▶ _Activity_: Give the data again in full, exactly as written below.

▶ _Extracted data_:

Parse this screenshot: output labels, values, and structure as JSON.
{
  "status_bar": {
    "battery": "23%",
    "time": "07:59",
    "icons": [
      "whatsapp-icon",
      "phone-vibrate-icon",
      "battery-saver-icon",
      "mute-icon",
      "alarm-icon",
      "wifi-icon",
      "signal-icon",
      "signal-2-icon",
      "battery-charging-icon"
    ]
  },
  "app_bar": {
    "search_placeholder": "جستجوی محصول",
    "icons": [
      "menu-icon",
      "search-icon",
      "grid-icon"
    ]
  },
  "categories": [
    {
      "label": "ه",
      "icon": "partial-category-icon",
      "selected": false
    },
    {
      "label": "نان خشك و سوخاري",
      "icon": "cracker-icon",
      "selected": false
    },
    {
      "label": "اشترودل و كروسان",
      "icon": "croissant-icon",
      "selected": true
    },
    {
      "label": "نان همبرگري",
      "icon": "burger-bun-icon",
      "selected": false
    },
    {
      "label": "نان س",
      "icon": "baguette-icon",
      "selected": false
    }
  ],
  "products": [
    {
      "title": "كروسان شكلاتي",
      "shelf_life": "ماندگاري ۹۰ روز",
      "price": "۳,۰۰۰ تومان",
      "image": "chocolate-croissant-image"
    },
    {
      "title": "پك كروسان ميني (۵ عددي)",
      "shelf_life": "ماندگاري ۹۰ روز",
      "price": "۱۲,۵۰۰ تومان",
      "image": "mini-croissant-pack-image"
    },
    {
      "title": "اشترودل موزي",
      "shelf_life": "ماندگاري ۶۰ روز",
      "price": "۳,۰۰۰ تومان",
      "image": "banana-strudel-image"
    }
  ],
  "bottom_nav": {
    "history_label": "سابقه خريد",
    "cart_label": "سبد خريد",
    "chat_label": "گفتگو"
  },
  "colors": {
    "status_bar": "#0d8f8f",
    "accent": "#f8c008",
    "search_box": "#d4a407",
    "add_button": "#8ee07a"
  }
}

▶ _Response to this exercise_:
Parse this screenshot: output labels, values, and structure as JSON.
{
  "status_bar": {
    "battery": "23%",
    "time": "07:59",
    "icons": [
      "whatsapp-icon",
      "phone-vibrate-icon",
      "battery-saver-icon",
      "mute-icon",
      "alarm-icon",
      "wifi-icon",
      "signal-icon",
      "signal-2-icon",
      "battery-charging-icon"
    ]
  },
  "app_bar": {
    "search_placeholder": "جستجوی محصول",
    "icons": [
      "menu-icon",
      "search-icon",
      "grid-icon"
    ]
  },
  "categories": [
    {
      "label": "ه",
      "icon": "partial-category-icon",
      "selected": false
    },
    {
      "label": "نان خشك و سوخاري",
      "icon": "cracker-icon",
      "selected": false
    },
    {
      "label": "اشترودل و كروسان",
      "icon": "croissant-icon",
      "selected": true
    },
    {
      "label": "نان همبرگري",
      "icon": "burger-bun-icon",
      "selected": false
    },
    {
      "label": "نان س",
      "icon": "baguette-icon",
      "selected": false
    }
  ],
  "products": [
    {
      "title": "كروسان شكلاتي",
      "shelf_life": "ماندگاري ۹۰ روز",
      "price": "۳,۰۰۰ تومان",
      "image": "chocolate-croissant-image"
    },
    {
      "title": "پك كروسان ميني (۵ عددي)",
      "shelf_life": "ماندگاري ۹۰ روز",
      "price": "۱۲,۵۰۰ تومان",
      "image": "mini-croissant-pack-image"
    },
    {
      "title": "اشترودل موزي",
      "shelf_life": "ماندگاري ۶۰ روز",
      "price": "۳,۰۰۰ تومان",
      "image": "banana-strudel-image"
    }
  ],
  "bottom_nav": {
    "history_label": "سابقه خريد",
    "cart_label": "سبد خريد",
    "chat_label": "گفتگو"
  },
  "colors": {
    "status_bar": "#0d8f8f",
    "accent": "#f8c008",
    "search_box": "#d4a407",
    "add_button": "#8ee07a"
  }
}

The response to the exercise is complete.